## Information provided

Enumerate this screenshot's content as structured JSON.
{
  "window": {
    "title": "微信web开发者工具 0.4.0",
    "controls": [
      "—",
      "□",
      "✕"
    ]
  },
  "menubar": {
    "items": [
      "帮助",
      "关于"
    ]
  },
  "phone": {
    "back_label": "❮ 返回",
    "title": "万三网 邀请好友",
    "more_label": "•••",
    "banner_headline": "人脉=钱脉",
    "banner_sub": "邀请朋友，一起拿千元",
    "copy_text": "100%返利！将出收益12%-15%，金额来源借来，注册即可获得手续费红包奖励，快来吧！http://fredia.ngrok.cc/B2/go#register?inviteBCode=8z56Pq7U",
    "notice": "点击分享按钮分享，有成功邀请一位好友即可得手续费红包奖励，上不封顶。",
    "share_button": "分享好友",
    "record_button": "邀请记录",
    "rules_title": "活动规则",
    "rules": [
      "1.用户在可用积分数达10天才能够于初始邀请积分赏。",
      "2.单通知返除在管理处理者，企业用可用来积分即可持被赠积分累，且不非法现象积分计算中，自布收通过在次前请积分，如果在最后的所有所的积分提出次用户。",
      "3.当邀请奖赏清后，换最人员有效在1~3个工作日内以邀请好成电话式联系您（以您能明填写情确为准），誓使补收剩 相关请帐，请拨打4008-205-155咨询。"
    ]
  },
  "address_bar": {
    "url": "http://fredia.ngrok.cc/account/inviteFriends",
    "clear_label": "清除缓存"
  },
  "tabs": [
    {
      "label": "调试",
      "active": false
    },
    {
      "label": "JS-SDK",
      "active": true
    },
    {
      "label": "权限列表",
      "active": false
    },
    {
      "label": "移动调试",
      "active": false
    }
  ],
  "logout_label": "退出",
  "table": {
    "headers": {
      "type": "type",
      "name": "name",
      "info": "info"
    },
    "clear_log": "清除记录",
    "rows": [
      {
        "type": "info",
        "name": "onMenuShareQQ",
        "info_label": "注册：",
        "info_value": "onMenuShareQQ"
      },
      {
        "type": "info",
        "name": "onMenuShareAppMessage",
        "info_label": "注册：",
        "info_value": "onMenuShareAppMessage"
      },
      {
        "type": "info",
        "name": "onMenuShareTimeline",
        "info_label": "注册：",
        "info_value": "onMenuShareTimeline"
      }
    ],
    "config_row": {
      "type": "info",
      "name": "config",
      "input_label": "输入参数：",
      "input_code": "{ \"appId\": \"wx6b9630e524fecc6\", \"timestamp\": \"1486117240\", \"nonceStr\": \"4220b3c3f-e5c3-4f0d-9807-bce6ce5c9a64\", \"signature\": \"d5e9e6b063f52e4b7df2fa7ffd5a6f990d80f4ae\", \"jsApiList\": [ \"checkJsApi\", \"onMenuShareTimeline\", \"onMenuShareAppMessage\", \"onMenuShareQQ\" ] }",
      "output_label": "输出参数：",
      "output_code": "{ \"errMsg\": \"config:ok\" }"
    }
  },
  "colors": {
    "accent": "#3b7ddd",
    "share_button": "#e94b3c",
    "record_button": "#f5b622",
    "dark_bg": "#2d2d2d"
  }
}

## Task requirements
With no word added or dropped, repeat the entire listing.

## Solution to this exercise
Enumerate this screenshot's content as structured JSON.
{
  "window": {
    "title": "微信web开发者工具 0.4.0",
    "controls": [
      "—",
      "□",
      "✕"
    ]
  },
  "menubar": {
    "items": [
      "帮助",
      "关于"
    ]
  },
  "phone": {
    "back_label": "❮ 返回",
    "title": "万三网 邀请好友",
    "more_label": "•••",
    "banner_headline": "人脉=钱脉",
    "banner_sub": "邀请朋友，一起拿千元",
    "copy_text": "100%返利！将出收益12%-15%，金额来源借来，注册即可获得手续费红包奖励，快来吧！http://fredia.ngrok.cc/B2/go#register?inviteBCode=8z56Pq7U",
    "notice": "点击分享按钮分享，有成功邀请一位好友即可得手续费红包奖励，上不封顶。",
    "share_button": "分享好友",
    "record_button": "邀请记录",
    "rules_title": "活动规则",
    "rules": [
      "1.用户在可用积分数达10天才能够于初始邀请积分赏。",
      "2.单通知返除在管理处理者，企业用可用来积分即可持被赠积分累，且不非法现象积分计算中，自布收通过在次前请积分，如果在最后的所有所的积分提出次用户。",
      "3.当邀请奖赏清后，换最人员有效在1~3个工作日内以邀请好成电话式联系您（以您能明填写情确为准），誓使补收剩 相关请帐，请拨打4008-205-155咨询。"
    ]
  },
  "address_bar": {
    "url": "http://fredia.ngrok.cc/account/inviteFriends",
    "clear_label": "清除缓存"
  },
  "tabs": [
    {
      "label": "调试",
      "active": false
    },
    {
      "label": "JS-SDK",
      "active": true
    },
    {
      "label": "权限列表",
      "active": false
    },
    {
      "label": "移动调试",
      "active": false
    }
  ],
  "logout_label": "退出",
  "table": {
    "headers": {
      "type": "type",
      "name": "name",
      "info": "info"
    },
    "clear_log": "清除记录",
    "rows": [
      {
        "type": "info",
        "name": "onMenuShareQQ",
        "info_label": "注册：",
        "info_value": "onMenuShareQQ"
      },
      {
        "type": "info",
        "name": "onMenuShareAppMessage",
        "info_label": "注册：",
        "info_value": "onMenuShareAppMessage"
      },
      {
        "type": "info",
        "name": "onMenuShareTimeline",
        "info_label": "注册：",
        "info_value": "onMenuShareTimeline"
      }
    ],
    "config_row": {
      "type": "info",
      "name": "config",
      "input_label": "输入参数：",
      "input_code": "{ \"appId\": \"wx6b9630e524fecc6\", \"timestamp\": \"1486117240\", \"nonceStr\": \"4220b3c3f-e5c3-4f0d-9807-bce6ce5c9a64\", \"signature\": \"d5e9e6b063f52e4b7df2fa7ffd5a6f990d80f4ae\", \"jsApiList\": [ \"checkJsApi\", \"onMenuShareTimeline\", \"onMenuShareAppMessage\", \"onMenuShareQQ\" ] }",
      "output_label": "输出参数：",
      "output_code": "{ \"errMsg\": \"config:ok\" }"
    }
  },
  "colors": {
    "accent": "#3b7ddd",
    "share_button": "#e94b3c",
    "record_button": "#f5b622",
    "dark_bg": "#2d2d2d"
  }
}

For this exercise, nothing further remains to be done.